September 23, 2009
I leave today to attend the Summit of G-20 Leaders in Pittsburgh, USA. This is the third Summit of the G-20 Leaders in less than a year. This reflects the seriousness which the G-20 countries attach not just to the recovery of the global economy and financial system, but to a recovery that is coordinated, sustainable and enduring.
The Summits in Washington and London were convened at the height of the global economic crisis, and therefore focused on the urgent and the immediate. The London Summit resulted in ambitious liquidity stimulus measures and growth packages. Importantly, it pledged to mobilize USD 1.1 trillion of resources for international financial institutions, largely to sustain growth in emerging markets. The steps taken by the G-20 to augment the resources of multilateral development banks have led to substantial stepping up of World Bank lending to India.
The global economy and financial markets have shown a distinct improvement since then, but we are still not out of the woods.
Even though our economic growth rate has slowed to 6.7% in 2008-09, India approaches the Pittsburgh Summit with a sense of confidence. Our growth is primarily driven by domestic demand, our savings rate is robust and the external sector has exhibited resilience. Capital flows, especially portfolio flows, have started picking up, and we remain an attractive investment destination.
The Pittsburgh Summit is expected to focus on medium and long-term issues such as a framework for sustainable and balanced growth, strengthening the international financial regulatory system, reforming the mandate mission and governance of the IMF and development banks, strengthening support for the most vulnerable, an open global economy and energy and climate change.
It is necessary for India to engage in the management of the world economy because we have a lot at stake, and a lot to contribute.
I will convey India’s interest in seeing the earliest possible return to trend growth and stabilisation of the banking and financial sectors in the advanced economies, because this directly affects our exports, capital inflows and investment.
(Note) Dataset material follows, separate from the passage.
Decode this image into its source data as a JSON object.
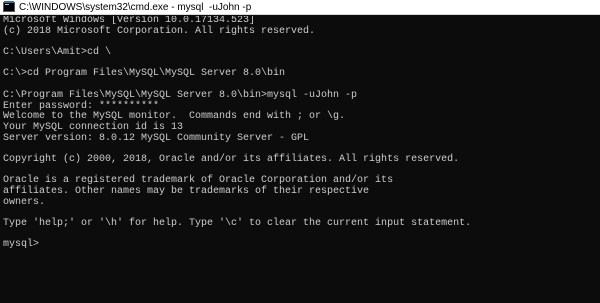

We would like to see a continuous increase in the capital base of multilateral development banks to finance the massive infrastructure needs of emerging markets.
The expansion and strengthening of the erstwhile Financial Stability Forum, and now the Financial Stability Board, and the Basel Committee on Banking Supervision was a step in the right direction to address the regulatory aspects. There is a need to carry the process of governance reform of international financial institutions further to give greater voice and representation to under-represented countries.
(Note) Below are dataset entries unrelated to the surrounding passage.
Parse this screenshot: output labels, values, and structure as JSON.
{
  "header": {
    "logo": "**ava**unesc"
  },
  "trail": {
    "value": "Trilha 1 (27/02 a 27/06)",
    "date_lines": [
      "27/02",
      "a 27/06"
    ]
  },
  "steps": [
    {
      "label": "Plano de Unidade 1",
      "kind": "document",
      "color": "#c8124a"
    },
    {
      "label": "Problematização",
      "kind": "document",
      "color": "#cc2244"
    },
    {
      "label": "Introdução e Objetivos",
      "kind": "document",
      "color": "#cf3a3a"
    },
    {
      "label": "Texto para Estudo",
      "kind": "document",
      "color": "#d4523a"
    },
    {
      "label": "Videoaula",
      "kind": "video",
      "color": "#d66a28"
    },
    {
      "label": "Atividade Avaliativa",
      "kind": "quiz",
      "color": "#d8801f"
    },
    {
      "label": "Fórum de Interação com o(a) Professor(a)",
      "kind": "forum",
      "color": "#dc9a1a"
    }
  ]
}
We would also like to see a strong message to emerge from Pittsburgh against protectionism in all its forms, whether trade in goods, services, investment or financial flows.
The G-20 process is a continuing one and it is in our interest to ensure that it succeeds both in its short term and long term objectives.
During the Summit I look forward to exchanging views on these and other matters with several of the leaders who will be present, including the new Prime Minister of Japan.